(Image - XLDB logo)

The fourth annual Extremely Large Databases Workshop and Conference begins at SLAC today. All day today, an invitation-only workshop will preserve the benefits of the open discussion format of previous XLDB events. New this year, the XLDB meeting will also incorporate a two-day conference, held Wednesday and Thursday in Kavli Auditorium.

"Almost every single industry is dealing with more and more information," said conference Chair and SLAC database engineer Jacek Becla, noting the demand for a larger XLDB venue. Among the new attendees at this year's conference are representatives from the oil and gas, medical informatics and finance industries.

Begun in 2007, the annual XLDB meetings focus on finding practical solutions to the problem of how to store, access and analyze an ever-increasing deluge of data. For example, the Large Synoptic Survey Telescope is expected to generate more than one hundred petabytes (more than 1015 bytes) of processed data over a ten-year operating period. And it is not just science that is producing such astronomical amounts of information. Credit card companies, for example, track billions of transactions world-wide. One of the benefits of the XLDB workshops has been their ability to bring together such a wide range of people. Participants discuss common challenges, such as time-series analysis or outlier detection on uncertain data, that face both commercial and scientific ventures.

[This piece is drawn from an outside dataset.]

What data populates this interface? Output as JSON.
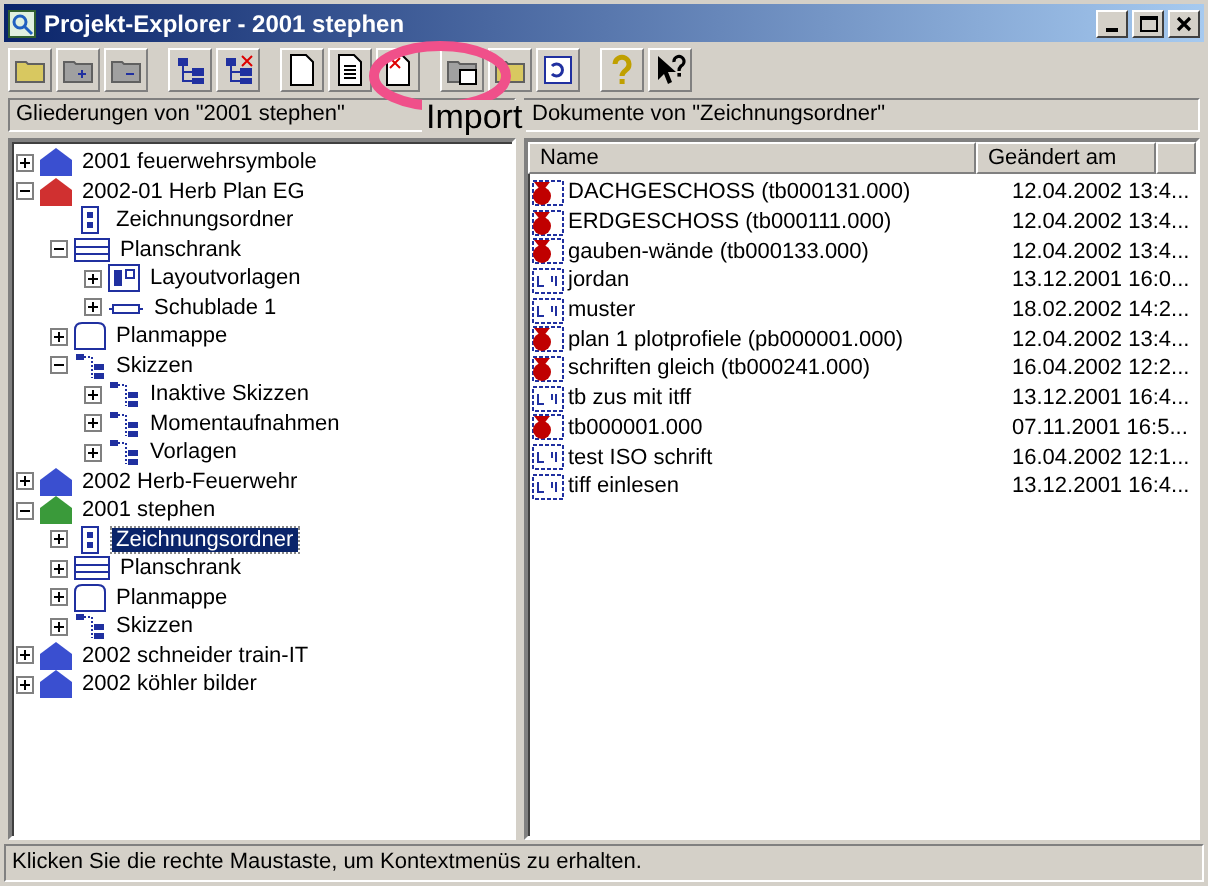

In just four short years the workshops have already led to the creation of a new open-source database engine, SciDB. After previewing a prototype of the technology at last year's XLDB workshops and the Very Large Database conference, VLDB, in Lyon, France, developers released the first version of the system just few days ago.

The XLDB events continue to attract an expanding guest list. Companies as diverse as VISA, Exxon Mobile and LinkedIn, and countries as far away as Japan, Australia, Brazil and Russia, are sending participants. In addition to discussing the future of database development, this year's attendees will be treated to a quintessentially California experience, as they participate in the Stanford/SLAC earthquake drill scheduled for October 7. So far, the drill hasn't dissuaded any conference goers. Conference registration has had to close, limited by the number of seats in Kavli Auditorium. 

—Catherine Meyers
SLAC Today, October 4, 2010